Output every record exactly, and nothing more.

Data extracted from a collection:
· · · · · · ·

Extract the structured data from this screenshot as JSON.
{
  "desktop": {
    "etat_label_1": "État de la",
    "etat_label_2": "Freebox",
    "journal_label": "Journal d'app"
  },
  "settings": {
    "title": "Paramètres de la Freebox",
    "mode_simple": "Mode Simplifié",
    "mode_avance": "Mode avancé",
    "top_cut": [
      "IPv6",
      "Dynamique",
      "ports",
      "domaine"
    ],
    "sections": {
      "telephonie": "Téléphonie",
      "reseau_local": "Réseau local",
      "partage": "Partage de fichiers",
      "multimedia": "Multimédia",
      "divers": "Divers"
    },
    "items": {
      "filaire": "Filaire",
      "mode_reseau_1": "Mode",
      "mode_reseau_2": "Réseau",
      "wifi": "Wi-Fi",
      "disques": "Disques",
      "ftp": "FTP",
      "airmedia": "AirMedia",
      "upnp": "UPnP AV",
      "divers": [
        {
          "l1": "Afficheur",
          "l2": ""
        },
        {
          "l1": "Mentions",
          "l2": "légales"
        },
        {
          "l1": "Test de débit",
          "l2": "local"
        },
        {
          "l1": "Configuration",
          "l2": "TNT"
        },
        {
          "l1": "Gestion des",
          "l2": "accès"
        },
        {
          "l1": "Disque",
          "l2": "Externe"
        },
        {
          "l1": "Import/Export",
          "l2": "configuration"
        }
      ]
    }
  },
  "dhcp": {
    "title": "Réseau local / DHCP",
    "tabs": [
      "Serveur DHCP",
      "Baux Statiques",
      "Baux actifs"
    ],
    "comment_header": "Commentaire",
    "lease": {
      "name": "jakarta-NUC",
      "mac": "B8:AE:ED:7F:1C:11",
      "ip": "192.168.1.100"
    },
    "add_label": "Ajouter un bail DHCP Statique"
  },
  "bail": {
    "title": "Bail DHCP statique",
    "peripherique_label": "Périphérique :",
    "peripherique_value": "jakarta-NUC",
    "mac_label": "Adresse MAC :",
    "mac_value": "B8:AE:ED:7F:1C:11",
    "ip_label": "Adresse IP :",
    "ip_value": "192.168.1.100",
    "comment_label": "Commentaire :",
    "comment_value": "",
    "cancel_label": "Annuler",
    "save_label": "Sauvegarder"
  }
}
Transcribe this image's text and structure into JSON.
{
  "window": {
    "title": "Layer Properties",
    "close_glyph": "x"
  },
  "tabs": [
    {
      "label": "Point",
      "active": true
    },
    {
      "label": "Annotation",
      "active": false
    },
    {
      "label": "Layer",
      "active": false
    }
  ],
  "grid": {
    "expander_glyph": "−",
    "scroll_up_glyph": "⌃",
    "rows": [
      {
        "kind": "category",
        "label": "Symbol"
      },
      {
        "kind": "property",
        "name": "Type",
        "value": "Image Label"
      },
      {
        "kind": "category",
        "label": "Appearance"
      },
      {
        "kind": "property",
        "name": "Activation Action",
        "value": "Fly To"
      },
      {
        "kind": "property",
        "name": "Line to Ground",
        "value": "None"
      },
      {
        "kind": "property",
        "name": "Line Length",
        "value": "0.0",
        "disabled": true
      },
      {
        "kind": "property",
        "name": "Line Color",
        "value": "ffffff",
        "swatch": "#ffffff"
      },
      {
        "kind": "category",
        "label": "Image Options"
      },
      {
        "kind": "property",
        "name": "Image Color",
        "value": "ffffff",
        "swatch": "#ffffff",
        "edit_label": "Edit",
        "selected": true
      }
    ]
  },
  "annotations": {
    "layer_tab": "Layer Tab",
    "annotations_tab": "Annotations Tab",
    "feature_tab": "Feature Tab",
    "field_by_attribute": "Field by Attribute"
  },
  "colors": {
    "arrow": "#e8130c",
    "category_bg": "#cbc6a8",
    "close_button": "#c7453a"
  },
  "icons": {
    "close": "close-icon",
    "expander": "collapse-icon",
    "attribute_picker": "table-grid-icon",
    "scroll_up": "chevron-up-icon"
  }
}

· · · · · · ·

Solution:
Extract the structured data from this screenshot as JSON.
{
  "desktop": {
    "etat_label_1": "État de la",
    "etat_label_2": "Freebox",
    "journal_label": "Journal d'app"
  },
  "settings": {
    "title": "Paramètres de la Freebox",
    "mode_simple": "Mode Simplifié",
    "mode_avance": "Mode avancé",
    "top_cut": [
      "IPv6",
      "Dynamique",
      "ports",
      "domaine"
    ],
    "sections": {
      "telephonie": "Téléphonie",
      "reseau_local": "Réseau local",
      "partage": "Partage de fichiers",
      "multimedia": "Multimédia",
      "divers": "Divers"
    },
    "items": {
      "filaire": "Filaire",
      "mode_reseau_1": "Mode",
      "mode_reseau_2": "Réseau",
      "wifi": "Wi-Fi",
      "disques": "Disques",
      "ftp": "FTP",
      "airmedia": "AirMedia",
      "upnp": "UPnP AV",
      "divers": [
        {
          "l1": "Afficheur",
          "l2": ""
        },
        {
          "l1": "Mentions",
          "l2": "légales"
        },
        {
          "l1": "Test de débit",
          "l2": "local"
        },
        {
          "l1": "Configuration",
          "l2": "TNT"
        },
        {
          "l1": "Gestion des",
          "l2": "accès"
        },
        {
          "l1": "Disque",
          "l2": "Externe"
        },
        {
          "l1": "Import/Export",
          "l2": "configuration"
        }
      ]
    }
  },
  "dhcp": {
    "title": "Réseau local / DHCP",
    "tabs": [
      "Serveur DHCP",
      "Baux Statiques",
      "Baux actifs"
    ],
    "comment_header": "Commentaire",
    "lease": {
      "name": "jakarta-NUC",
      "mac": "B8:AE:ED:7F:1C:11",
      "ip": "192.168.1.100"
    },
    "add_label": "Ajouter un bail DHCP Statique"
  },
  "bail": {
    "title": "Bail DHCP statique",
    "peripherique_label": "Périphérique :",
    "peripherique_value": "jakarta-NUC",
    "mac_label": "Adresse MAC :",
    "mac_value": "B8:AE:ED:7F:1C:11",
    "ip_label": "Adresse IP :",
    "ip_value": "192.168.1.100",
    "comment_label": "Commentaire :",
    "comment_value": "",
    "cancel_label": "Annuler",
    "save_label": "Sauvegarder"
  }
}
Transcribe this image's text and structure into JSON.
{
  "window": {
    "title": "Layer Properties",
    "close_glyph": "x"
  },
  "tabs": [
    {
      "label": "Point",
      "active": true
    },
    {
      "label": "Annotation",
      "active": false
    },
    {
      "label": "Layer",
      "active": false
    }
  ],
  "grid": {
    "expander_glyph": "−",
    "scroll_up_glyph": "⌃",
    "rows": [
      {
        "kind": "category",
        "label": "Symbol"
      },
      {
        "kind": "property",
        "name": "Type",
        "value": "Image Label"
      },
      {
        "kind": "category",
        "label": "Appearance"
      },
      {
        "kind": "property",
        "name": "Activation Action",
        "value": "Fly To"
      },
      {
        "kind": "property",
        "name": "Line to Ground",
        "value": "None"
      },
      {
        "kind": "property",
        "name": "Line Length",
        "value": "0.0",
        "disabled": true
      },
      {
        "kind": "property",
        "name": "Line Color",
        "value": "ffffff",
        "swatch": "#ffffff"
      },
      {
        "kind": "category",
        "label": "Image Options"
      },
      {
        "kind": "property",
        "name": "Image Color",
        "value": "ffffff",
        "swatch": "#ffffff",
        "edit_label": "Edit",
        "selected": true
      }
    ]
  },
  "annotations": {
    "layer_tab": "Layer Tab",
    "annotations_tab": "Annotations Tab",
    "feature_tab": "Feature Tab",
    "field_by_attribute": "Field by Attribute"
  },
  "colors": {
    "arrow": "#e8130c",
    "category_bg": "#cbc6a8",
    "close_button": "#c7453a"
  },
  "icons": {
    "close": "close-icon",
    "expander": "collapse-icon",
    "attribute_picker": "table-grid-icon",
    "scroll_up": "chevron-up-icon"
  }
}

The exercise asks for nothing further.